At the beginning of the conversation, Wilbon uttered this sentence in the introduction to the debate.
“The Wildcats open with a bunch of local kids from Northern Kentucky who are just dying to get at them,” Wilbon said.
Later on in the debate, Kornheiser and Wilbon bring up the Norse again.
“Every single kid who goes to Northern Kentucky is angry they weren’t recruited by Kentucky,” Kornheiser said.
Wilbon and Kornheiser failed to mention any Norse players and couldn’t manage to find head coach John Brannen’s name in their memory banks, but that’s okay.
Northern Kentucky’s name has been mentioned on national television and that’s the best thing that could possibly happen to the Norse.
No matter if they win or lose this game with the Wildcats, NKU is getting their name out to people who have no idea what a Norse even is. Whether it is a Kevin Connors shout out on SportsCenter, an afterthought mention on PTI or having Victor E. Viking ranked as the coolest mascot in the tournament (which the students deserve all the credit for), more people will become familiar with NKU.
Despite his frustration with the actual seeding the Norse received, Athletic Director Ken Bothof said in his press conference in an open media session Wednesday that this was probably the best seeding and opponent the Norse could have received.
“Having the opportunity to play the University of Kentucky on a national stage in the NCAA Tournament certainly allows us to be in most of the households in the state of Kentucky Friday night,” Bothof said. “As an athletic department that’s what we hope for.”
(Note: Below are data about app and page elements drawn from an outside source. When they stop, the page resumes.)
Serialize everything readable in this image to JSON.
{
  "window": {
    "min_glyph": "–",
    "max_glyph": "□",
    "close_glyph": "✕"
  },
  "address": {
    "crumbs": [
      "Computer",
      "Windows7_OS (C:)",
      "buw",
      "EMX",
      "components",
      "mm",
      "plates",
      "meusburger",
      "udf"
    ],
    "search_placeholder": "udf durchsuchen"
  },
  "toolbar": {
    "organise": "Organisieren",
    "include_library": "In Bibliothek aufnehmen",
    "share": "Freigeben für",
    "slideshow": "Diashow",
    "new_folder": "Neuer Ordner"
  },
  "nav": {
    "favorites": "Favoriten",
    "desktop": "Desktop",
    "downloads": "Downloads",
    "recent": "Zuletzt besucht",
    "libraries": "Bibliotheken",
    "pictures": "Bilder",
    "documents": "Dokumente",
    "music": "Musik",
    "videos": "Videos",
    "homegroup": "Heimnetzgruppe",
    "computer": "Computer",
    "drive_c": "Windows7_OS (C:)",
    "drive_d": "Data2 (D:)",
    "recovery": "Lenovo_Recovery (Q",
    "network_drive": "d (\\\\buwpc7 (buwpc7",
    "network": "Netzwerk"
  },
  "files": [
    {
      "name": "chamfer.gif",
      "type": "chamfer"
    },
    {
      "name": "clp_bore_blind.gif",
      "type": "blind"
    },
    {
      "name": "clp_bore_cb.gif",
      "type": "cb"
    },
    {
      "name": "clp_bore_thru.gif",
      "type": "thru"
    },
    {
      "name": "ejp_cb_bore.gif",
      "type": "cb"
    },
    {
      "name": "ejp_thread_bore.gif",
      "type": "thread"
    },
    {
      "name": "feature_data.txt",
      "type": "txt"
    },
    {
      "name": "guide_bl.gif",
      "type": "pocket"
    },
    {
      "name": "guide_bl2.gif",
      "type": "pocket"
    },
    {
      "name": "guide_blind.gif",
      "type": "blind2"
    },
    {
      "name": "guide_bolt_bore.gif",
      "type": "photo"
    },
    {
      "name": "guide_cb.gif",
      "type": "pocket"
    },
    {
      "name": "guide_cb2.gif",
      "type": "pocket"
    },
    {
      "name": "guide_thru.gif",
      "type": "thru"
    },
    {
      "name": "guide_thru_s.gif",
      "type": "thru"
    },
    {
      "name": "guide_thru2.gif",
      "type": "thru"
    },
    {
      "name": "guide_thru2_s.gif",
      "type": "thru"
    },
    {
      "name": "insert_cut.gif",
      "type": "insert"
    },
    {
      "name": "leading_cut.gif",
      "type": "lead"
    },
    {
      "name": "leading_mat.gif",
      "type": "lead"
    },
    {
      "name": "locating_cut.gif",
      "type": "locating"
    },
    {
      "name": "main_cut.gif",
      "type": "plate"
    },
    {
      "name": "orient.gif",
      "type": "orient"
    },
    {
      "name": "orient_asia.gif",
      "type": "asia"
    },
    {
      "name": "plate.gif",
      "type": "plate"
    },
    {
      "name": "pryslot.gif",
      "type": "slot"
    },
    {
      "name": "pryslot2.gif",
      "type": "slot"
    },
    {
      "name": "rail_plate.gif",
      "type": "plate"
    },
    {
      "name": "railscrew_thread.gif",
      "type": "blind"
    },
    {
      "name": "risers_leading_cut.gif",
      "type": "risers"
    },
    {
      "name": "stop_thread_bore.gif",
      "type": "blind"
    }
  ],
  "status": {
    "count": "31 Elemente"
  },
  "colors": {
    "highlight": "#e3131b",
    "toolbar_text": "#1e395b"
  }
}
You don’t need to even look on the national stage, however, to see the affect the Norse has had on the area. For the entirety of last season and the majority of this season, very few local news stations showed up to cover NKU games. The Northerner, whether it was Matt Sexton or myself, sat alone during press conferences.
In November, there was only one media outlet in BB&T to cover preseason media day for the Norse, Yep, you guessed correctly, it was The Northerner.
As the team began to succeed this season, more media members began to join us in the press conferences. By the time Selection Sunday rolled around, every news station in Cincinnati was there to cover the NKU selection show party.
During Wednesday’s media session, there were eight video cameras, three photographers and four individual reporters covering the session.
The days of sitting alone during NKU men’s basketball press conferences are over for me.
That of course depends on the success of the team in the coming years. But for now, the bandwagon and the newsworthiness of the Norse are here to stay.
That’s just what this university needs. The attention brought on by local and national media makes people who have never seen the Norse play want to come to BB&T Arena to see what the hype is all about. If nothing else, it forces them to tune in to CBS for the tournament game and ESPN3 for future regular season games.
More importantly, talented athletes are going to want to come to NKU to join a fast growing program. Kids will want to play for Brannen because he can get them to an NCAA Tournament. Athletes will at least give NKU a second look before deciding on a school.
The Norse have the attention of the area, but now they have to sustain it. The only way to do that is to win the next few seasons. The university will explode if they do win this game against Kentucky, but they don’t have to win.
For now they can just enjoy the moment.